In the case of Ham v. McClaws, 1 Bay, 93, this Court said that where the strict letter of the law is applied, and is against the dictates of common reason, it should not be interpreted so as to violate the dictates of common reason. The same rule is laid down in the case of Blake v. Heyward, Bailey, Eq., 211. Chief Justice McIver in Carolina Sav. Bank v. Evans, 28 S.C. 521, 6 S.E., 321, lays down the proper rule that, where the language of the statute is plain and admits but one construction, the Courts have no power to supply any real or supposed defects, but where the terms of the statute are not plain, and admit of more than one construction, one of which leads to great inconvenience and injustice, and possibly to the defeat of the legislative intent, then the Court might adopt some construction in accordance with the legislative intent. Mr. Justice Hydrick, in the case of State ex rel. Wolfe v. Sanders, 118 S.C. 498, 110 S.E., 808, goes in detail into the question of the effect that the placing of an Act in different Chapters has upon the Act. His conclusion is that the origin of the Sections may be inquired into in reaching a proper conclusion as to their real meaning of the Sections. This construction is one of reason as well as one of right.

We therefore hold that Section 4917 does not refer to Section 4910 of the Code, but only to that part of Article 7 which includes the Employers' Liability Act (Civ. Code 1922, §§ 4914-4922). Minis v. U.S., 15 Pet., 423, 10 L.Ed., 791; Shealy v. S.A.L. Ry. Co., 131 S.C. 144, 126 S.E., 622; Myer v. Western Car. Co., 102 U.S. 1, 26 L.Ed., 59; U.S. v. Bowen, 100 U.S. 508, 25 L.Ed., 631; Vietor v. Arthur, 104 U.S. 498, 26 L.Ed., 633.

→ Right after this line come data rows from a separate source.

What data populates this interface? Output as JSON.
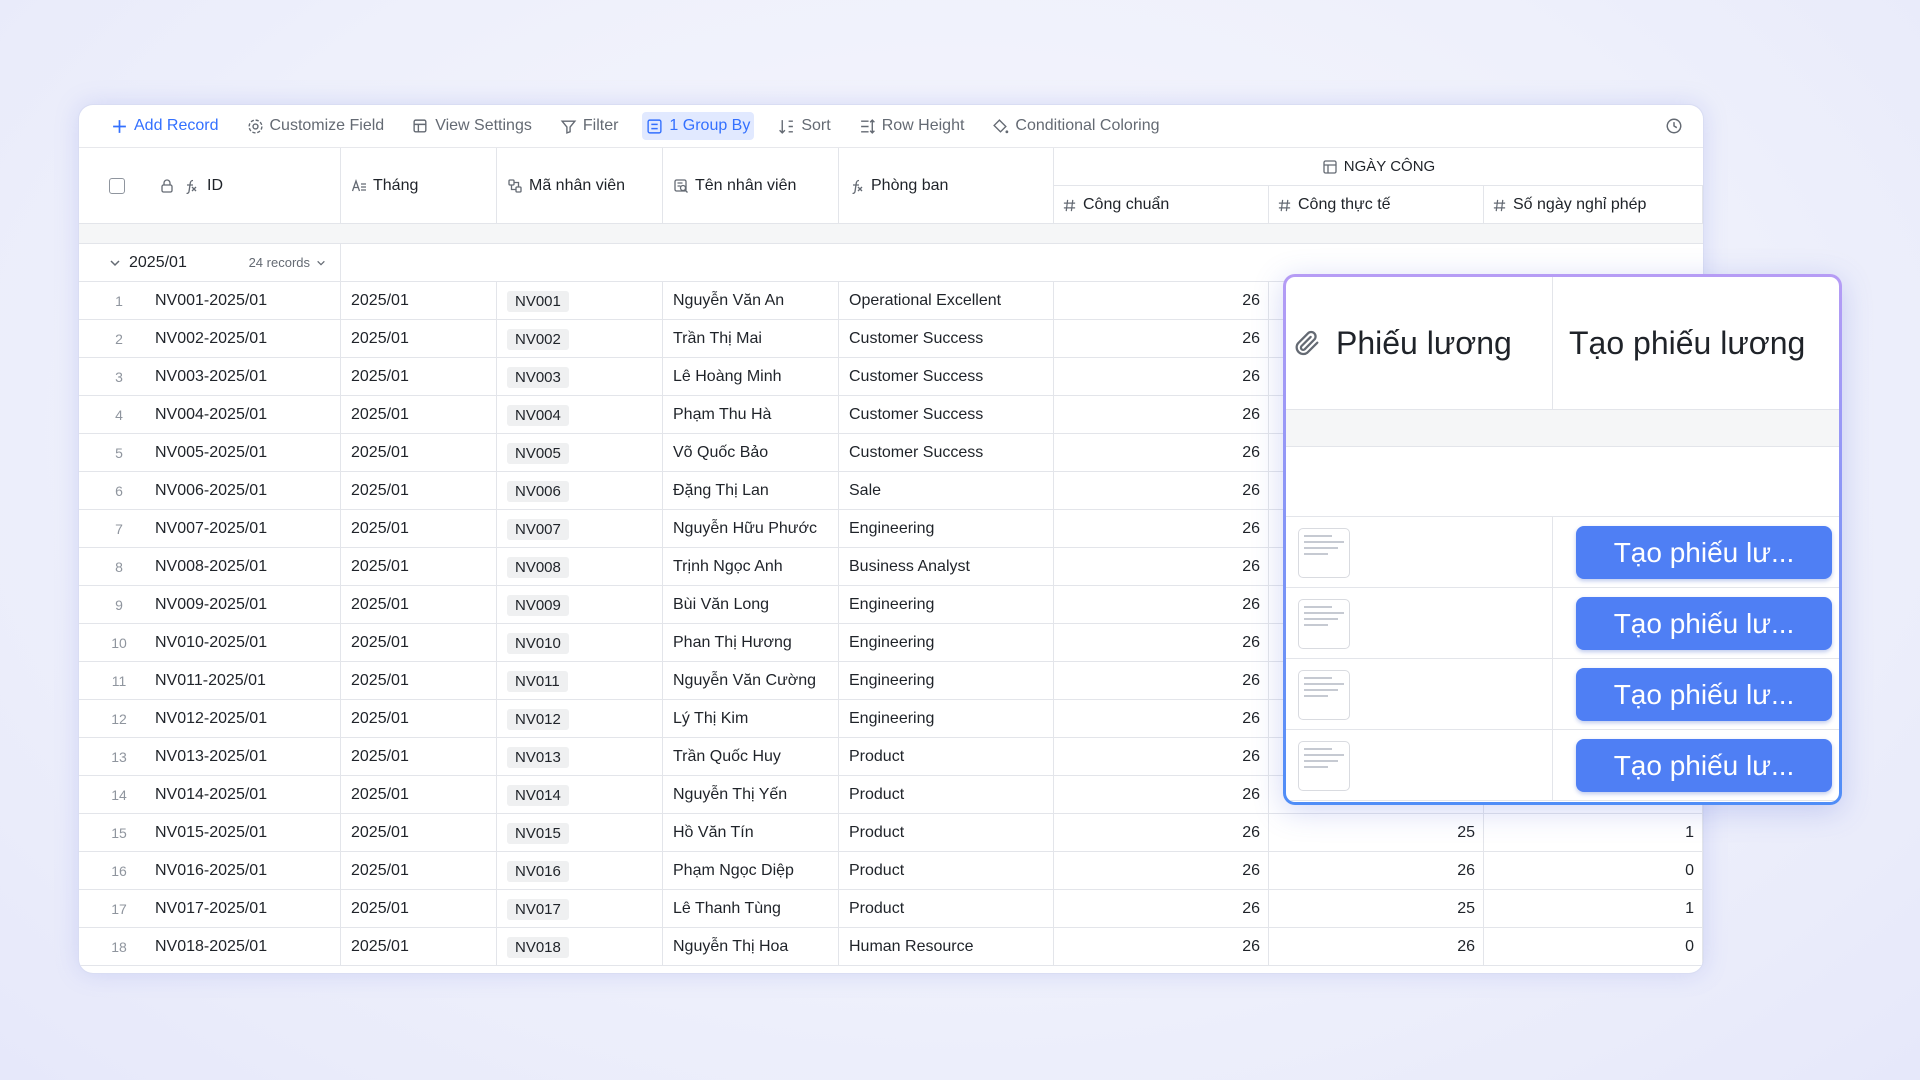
{
  "toolbar": {
    "add_record": "Add Record",
    "customize_field": "Customize Field",
    "view_settings": "View Settings",
    "filter": "Filter",
    "group_by": "1 Group By",
    "sort": "Sort",
    "row_height": "Row Height",
    "conditional_coloring": "Conditional Coloring"
  },
  "columns": {
    "id": "ID",
    "thang": "Tháng",
    "ma_nv": "Mã nhân viên",
    "ten_nv": "Tên nhân viên",
    "phong_ban": "Phòng ban",
    "group_title": "NGÀY CÔNG",
    "cong_chuan": "Công chuẩn",
    "cong_thuc_te": "Công thực tế",
    "so_ngay_nghi": "Số ngày nghỉ phép"
  },
  "group": {
    "label": "2025/01",
    "count": "24 records"
  },
  "rows": [
    {
      "n": "1",
      "id": "NV001-2025/01",
      "thang": "2025/01",
      "ma": "NV001",
      "ten": "Nguyễn Văn An",
      "pb": "Operational Excellent",
      "cc": "26",
      "ctt": "",
      "nghi": ""
    },
    {
      "n": "2",
      "id": "NV002-2025/01",
      "thang": "2025/01",
      "ma": "NV002",
      "ten": "Trần Thị Mai",
      "pb": "Customer Success",
      "cc": "26",
      "ctt": "",
      "nghi": ""
    },
    {
      "n": "3",
      "id": "NV003-2025/01",
      "thang": "2025/01",
      "ma": "NV003",
      "ten": "Lê Hoàng Minh",
      "pb": "Customer Success",
      "cc": "26",
      "ctt": "",
      "nghi": ""
    },
    {
      "n": "4",
      "id": "NV004-2025/01",
      "thang": "2025/01",
      "ma": "NV004",
      "ten": "Phạm Thu Hà",
      "pb": "Customer Success",
      "cc": "26",
      "ctt": "",
      "nghi": ""
    },
    {
      "n": "5",
      "id": "NV005-2025/01",
      "thang": "2025/01",
      "ma": "NV005",
      "ten": "Võ Quốc Bảo",
      "pb": "Customer Success",
      "cc": "26",
      "ctt": "",
      "nghi": ""
    },
    {
      "n": "6",
      "id": "NV006-2025/01",
      "thang": "2025/01",
      "ma": "NV006",
      "ten": "Đặng Thị Lan",
      "pb": "Sale",
      "cc": "26",
      "ctt": "",
      "nghi": ""
    },
    {
      "n": "7",
      "id": "NV007-2025/01",
      "thang": "2025/01",
      "ma": "NV007",
      "ten": "Nguyễn Hữu Phước",
      "pb": "Engineering",
      "cc": "26",
      "ctt": "",
      "nghi": ""
    },
    {
      "n": "8",
      "id": "NV008-2025/01",
      "thang": "2025/01",
      "ma": "NV008",
      "ten": "Trịnh Ngọc Anh",
      "pb": "Business Analyst",
      "cc": "26",
      "ctt": "",
      "nghi": ""
    },
    {
      "n": "9",
      "id": "NV009-2025/01",
      "thang": "2025/01",
      "ma": "NV009",
      "ten": "Bùi Văn Long",
      "pb": "Engineering",
      "cc": "26",
      "ctt": "",
      "nghi": ""
    },
    {
      "n": "10",
      "id": "NV010-2025/01",
      "thang": "2025/01",
      "ma": "NV010",
      "ten": "Phan Thị Hương",
      "pb": "Engineering",
      "cc": "26",
      "ctt": "",
      "nghi": ""
    },
    {
      "n": "11",
      "id": "NV011-2025/01",
      "thang": "2025/01",
      "ma": "NV011",
      "ten": "Nguyễn Văn Cường",
      "pb": "Engineering",
      "cc": "26",
      "ctt": "",
      "nghi": ""
    },
    {
      "n": "12",
      "id": "NV012-2025/01",
      "thang": "2025/01",
      "ma": "NV012",
      "ten": "Lý Thị Kim",
      "pb": "Engineering",
      "cc": "26",
      "ctt": "",
      "nghi": ""
    },
    {
      "n": "13",
      "id": "NV013-2025/01",
      "thang": "2025/01",
      "ma": "NV013",
      "ten": "Trần Quốc Huy",
      "pb": "Product",
      "cc": "26",
      "ctt": "",
      "nghi": ""
    },
    {
      "n": "14",
      "id": "NV014-2025/01",
      "thang": "2025/01",
      "ma": "NV014",
      "ten": "Nguyễn Thị Yến",
      "pb": "Product",
      "cc": "26",
      "ctt": "",
      "nghi": ""
    },
    {
      "n": "15",
      "id": "NV015-2025/01",
      "thang": "2025/01",
      "ma": "NV015",
      "ten": "Hồ Văn Tín",
      "pb": "Product",
      "cc": "26",
      "ctt": "25",
      "nghi": "1"
    },
    {
      "n": "16",
      "id": "NV016-2025/01",
      "thang": "2025/01",
      "ma": "NV016",
      "ten": "Phạm Ngọc Diệp",
      "pb": "Product",
      "cc": "26",
      "ctt": "26",
      "nghi": "0"
    },
    {
      "n": "17",
      "id": "NV017-2025/01",
      "thang": "2025/01",
      "ma": "NV017",
      "ten": "Lê Thanh Tùng",
      "pb": "Product",
      "cc": "26",
      "ctt": "25",
      "nghi": "1"
    },
    {
      "n": "18",
      "id": "NV018-2025/01",
      "thang": "2025/01",
      "ma": "NV018",
      "ten": "Nguyễn Thị Hoa",
      "pb": "Human Resource",
      "cc": "26",
      "ctt": "26",
      "nghi": "0"
    }
  ],
  "popup": {
    "col_phieu": "Phiếu lương",
    "col_tao": "Tạo phiếu lương",
    "button_label": "Tạo phiếu lư..."
  }
}
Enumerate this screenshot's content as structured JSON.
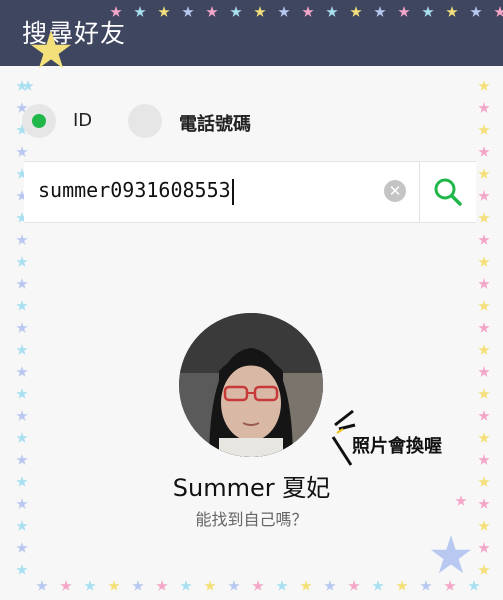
{
  "header": {
    "title": "搜尋好友"
  },
  "search_type": {
    "selected": "ID",
    "options": [
      {
        "label": "ID",
        "selected": true
      },
      {
        "label": "電話號碼",
        "selected": false
      }
    ]
  },
  "search": {
    "value": "summer0931608553",
    "clear_icon": "clear-circle-icon",
    "search_icon": "magnifier-icon"
  },
  "profile": {
    "name": "Summer 夏妃",
    "subtitle": "能找到自己嗎？"
  },
  "annotation": {
    "text": "照片會換喔"
  },
  "colors": {
    "header_bg": "#3f4660",
    "accent": "#1fb74a",
    "star_palette": [
      "#f4a6c8",
      "#a9dff0",
      "#f4e07a",
      "#b8c8f0"
    ]
  }
}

The second cause of action alleged is based on negligence and willfulness, and appellant contends that, in case willfulness is shown, it is not within the protection of the statutory provision contained in 4917, nor within the contract entered into between the parties. The contract only agrees to indemnify and save harmless the railroad company from any and all damages resulting from negligence, and, of course, if it could be shown that the Act of the railroad company was willful it would not be in the protection of either the statutory provision or the contract. It is well settled that there is a distinction between a negligent Act and a willful Act, which creates entirely different rights and remedies under the law. The Circuit Judge directed a verdict generally, and this, of course, included both causes of action.

An examination of the record discloses merely an ordinary fire communicated by a railroad engine emitting sparks. There is no evidence that the railroad engine was equipped with insufficient spark arrester equipment. There is no evidence that the engine in question was defective in this particular and known to be defective by the defendants. If there was any evidence of willfulness the jury should have passed upon it, but under the testimony there was no evidence of willfulness and the directed verdict was proper.

The exceptions of the appellant are therefore overruled, and the judgment of this Court is that the judgment of the lower Court is hereby affirmed.


MR. CHIEF JUSTICE WATTS did not participate.

Summaries of

Palmetto Lumber Co. v. Southern Ry. et al

Supreme Court of South Carolina
Oct 25, 1929
154 S.C. 129 (S.C. 1929)

In Palmetto Lumber Co. v. Souther Ry., 151 S.E. 279, supra, the change by the codifier of the word "act", to the word "article" and the use by the codifier of the word "chapter", when manifestly the word "article" or "section" should have been used, were held to be of no effect.

Summary of this case from Jones v. Southern Farm Bureau Cas. Co.
Case details for

Palmetto Lumber Co. v. Southern Ry. et al

Case Details


Court:Supreme Court of South Carolina

Date published: Oct 25, 1929


154 S.C. 129 (S.C. 1929)
151 S.E. 279

Citing Cases

Taylor v. Marsh et al

Messrs. C.T. Graydon and J. Bratton Davis, of Columbia, for Respondent, cite: As to legal effect of an…

Stone Mfg. Co. v. S.C. Em. Security Comm

Messrs. Jas. Julien Bush and Robert G. Horine, of Columbia, for Appellant, S.C. Employment Security…